Common Stocks & Common Sense: The Strategies, Analyses, Decisions, and Emotions of a Particularly Successful Value Investor
Exclusively distributed by Penguin Books
Ed Wachenheim is one the most well-respected investors on Wall Street as founder, chairman and CEO of Greenhaven Associates for the past 28 years. Between 1990 and 2014, a typical portfolio of stocks that he managed enjoyed an average annual return of 19.9%, achieved with relatively conservative stocks and without the use of financial leverage. Wachenheim now wishes to share his investment strategies and experiences in an educational book on common stock investing so that others can benefit from his know-how. Wachenheim will teach the reader about common stock investing by writing about and analyzing actual investments that he and other successful investors, have made.
1 My Approach to Investing
2 The Brief Story of My Life
Successful investing is about predicting the future more accurately than the majority of other investors; we predict a change in IBM's cost structure.
4 Interstate Bakeries
Successful investing often is heavily dependent on the capabilities and incentives of corporate leadership.
5 U.S. Home Corporation
Investors can become frustrated when their swans are priced as if they are ugly ducks.
Large profits can be earned by successfully predicting a major positive change in the fundamentals of a company or an industry.
7 Union Pacific
Investors often do not adequately differentiate between short-term discrete problems and long-term systemic weaknesses.
8 American International Group
I went to bed with Miss America and woke up with a witch; this can happen to even the most careful of investors.
Using common-sense logic, we conclude there is a high probability that the U.S. housing market will improve markedly in the near future; investing is logical and probabilistic.
We conclude that the company's earnings and share price are being depressed by cyclically low demand for appliances and by abnormally high costs for raw materials; successful investors should purchase their straw hats in winter.
Opportunities can occur when great companies develop temporary problems.
12 Southwest Airlines
When tight markets lead to sharply higher prices for goods or services, earnings and share prices can become buoyant, even for normally unattractive businesses
13 Goldman Sachs
Large profits can be earned when perceptions temporarily differ from realities.

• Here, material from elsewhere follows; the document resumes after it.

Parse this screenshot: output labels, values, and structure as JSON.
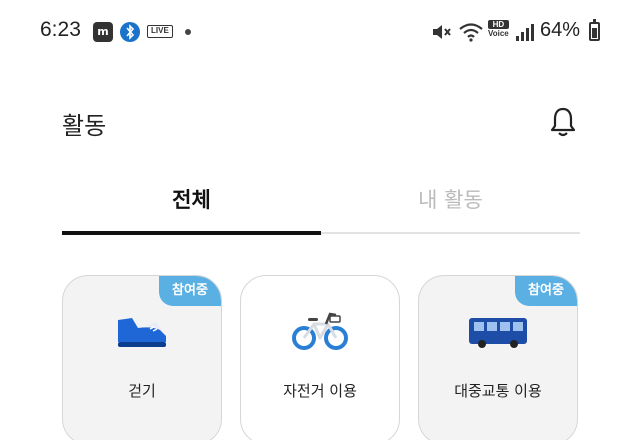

14 A Letter to Jack Elgart
A letter that summarizes my approach to investing and that includes a number of do's and don'ts that I found useful in my career.
About the Author
Title reviewed by Money Life